Despite the aggressive picket, Mansour – who has condemned objectors as "racists" and hired private security guards for the ceremony – told reporters that his wedding party would "dance and be merry until the sun comes up.
"We live in true coexistence," he added. "I don't really care what people say. We've been married since Friday; Morel converted to Islam and a sheikh married us. Today is really just for the party. On the street where I live, you can find 50 per cent Jews and 50 per cent Arabs, and it doesn't really matter – a human being is a human being."
His new father-in-law, however, criticised the union. "My problem with him [Mansour] is that he is an Arab," he told an Israeli TV station.
"[The wedding is] a very sad event."
New Israeli President Reuven Rivlin condemned the picketers' behaviour as "outrageous and worrying" in a statement.
"Such expressions undermine the basis of our coexistence here, in Israel, a country that is both Jewish and democratic," he said.

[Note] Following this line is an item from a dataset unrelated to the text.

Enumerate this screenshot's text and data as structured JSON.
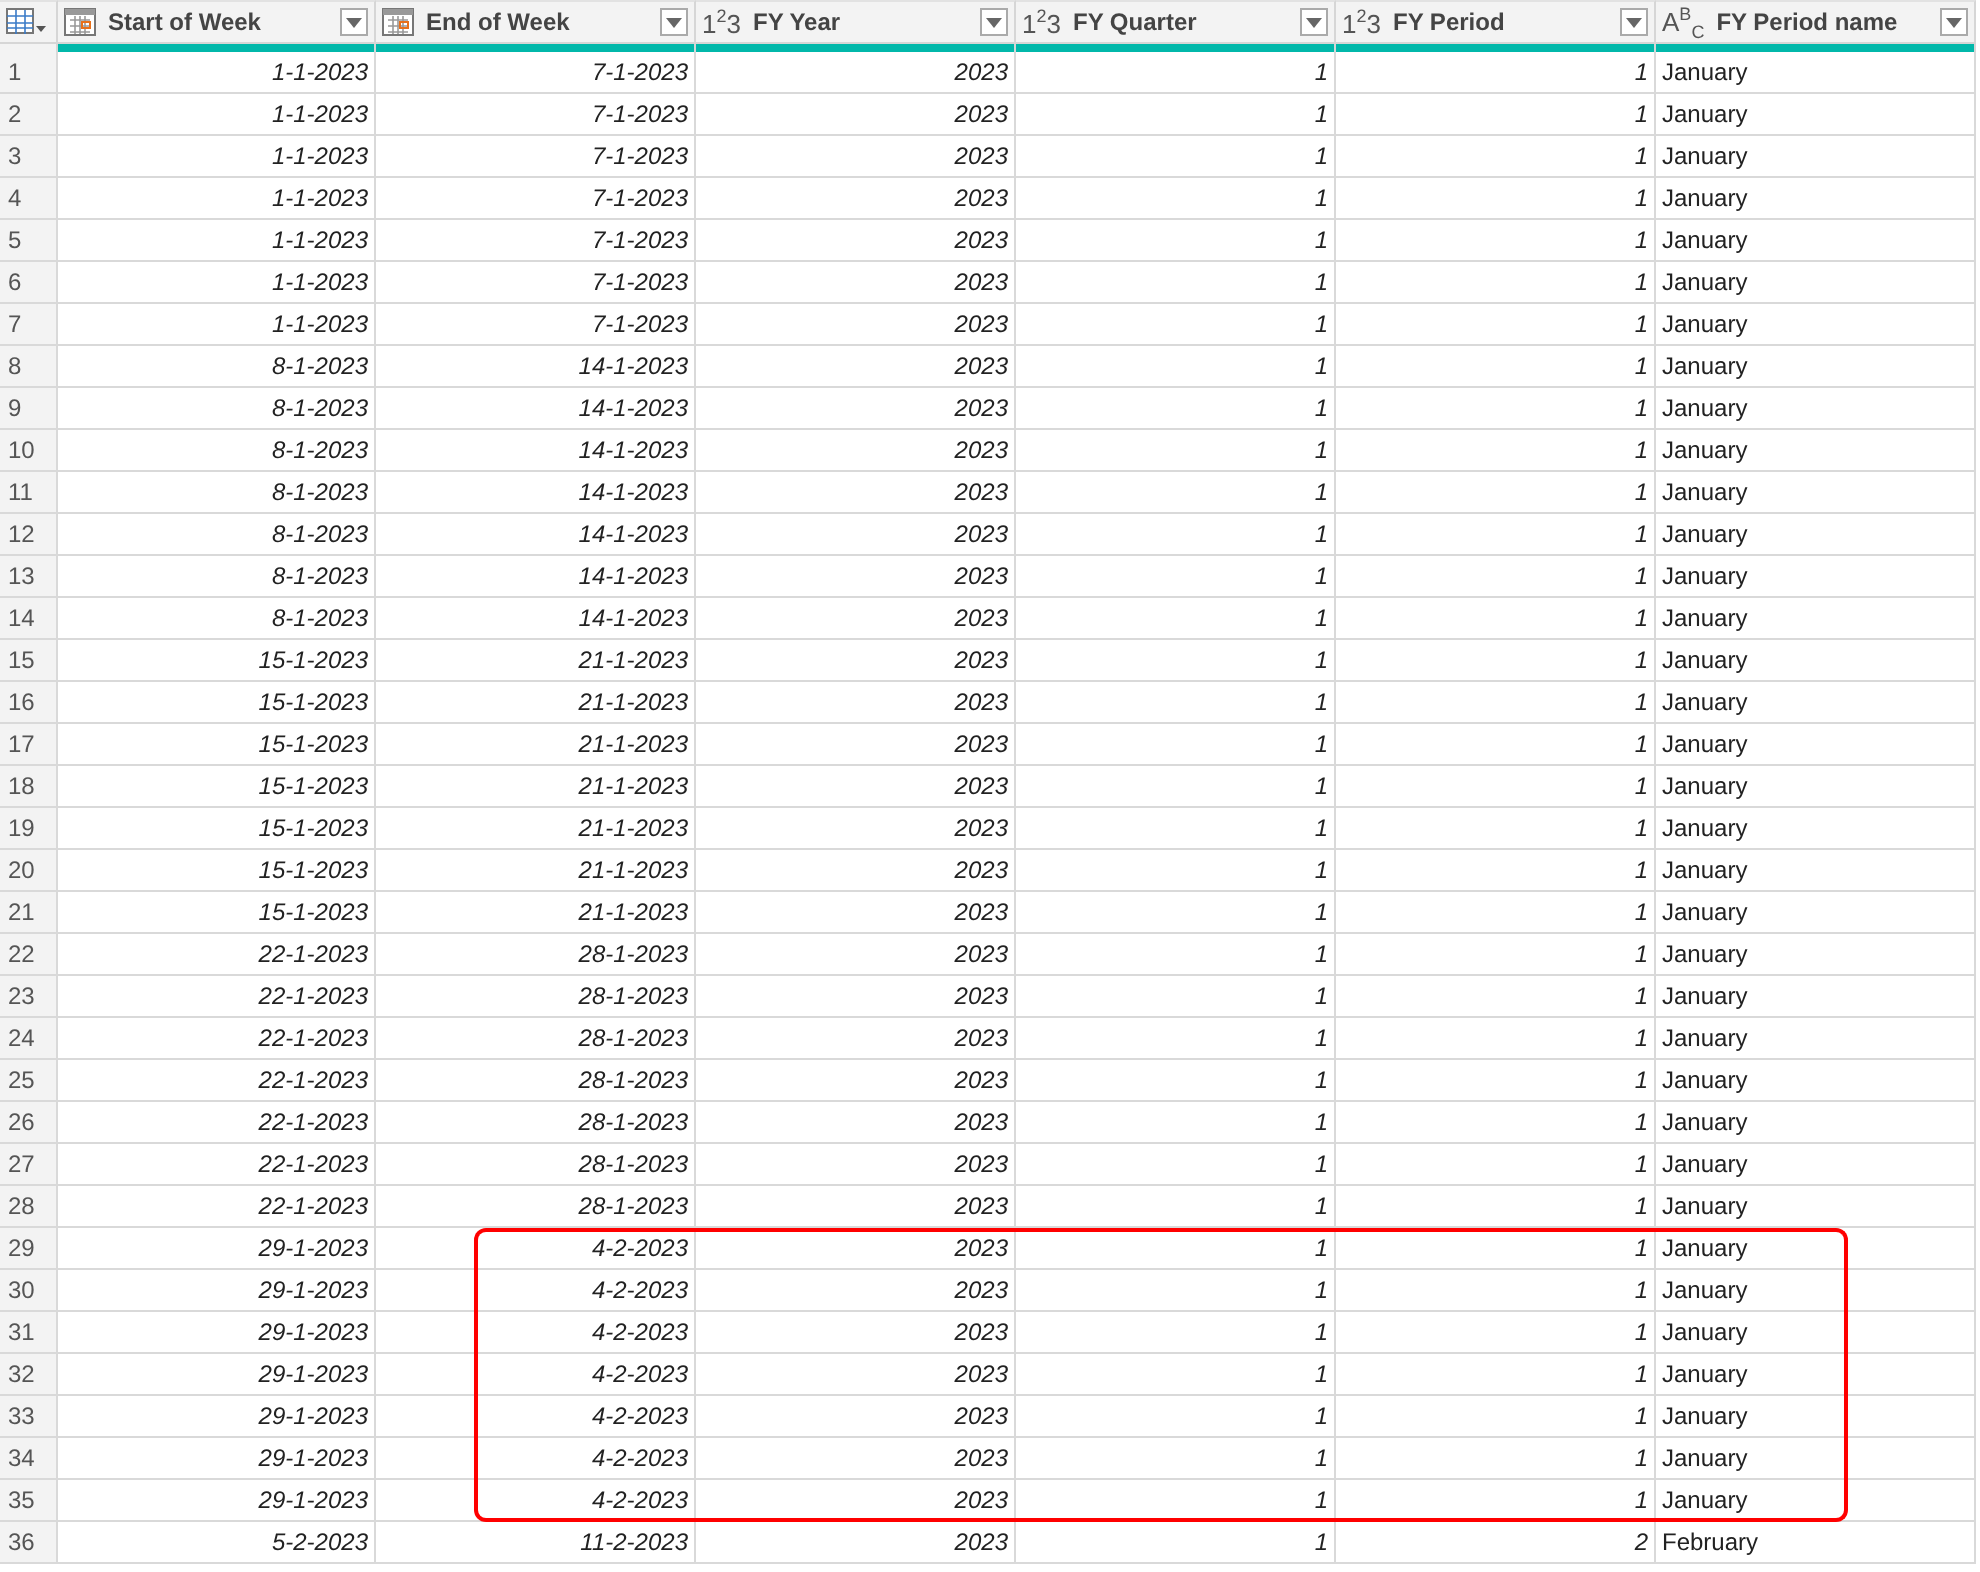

"Not everyone has to rejoice about their [the couple's] happy occasion, but everyone must respect it."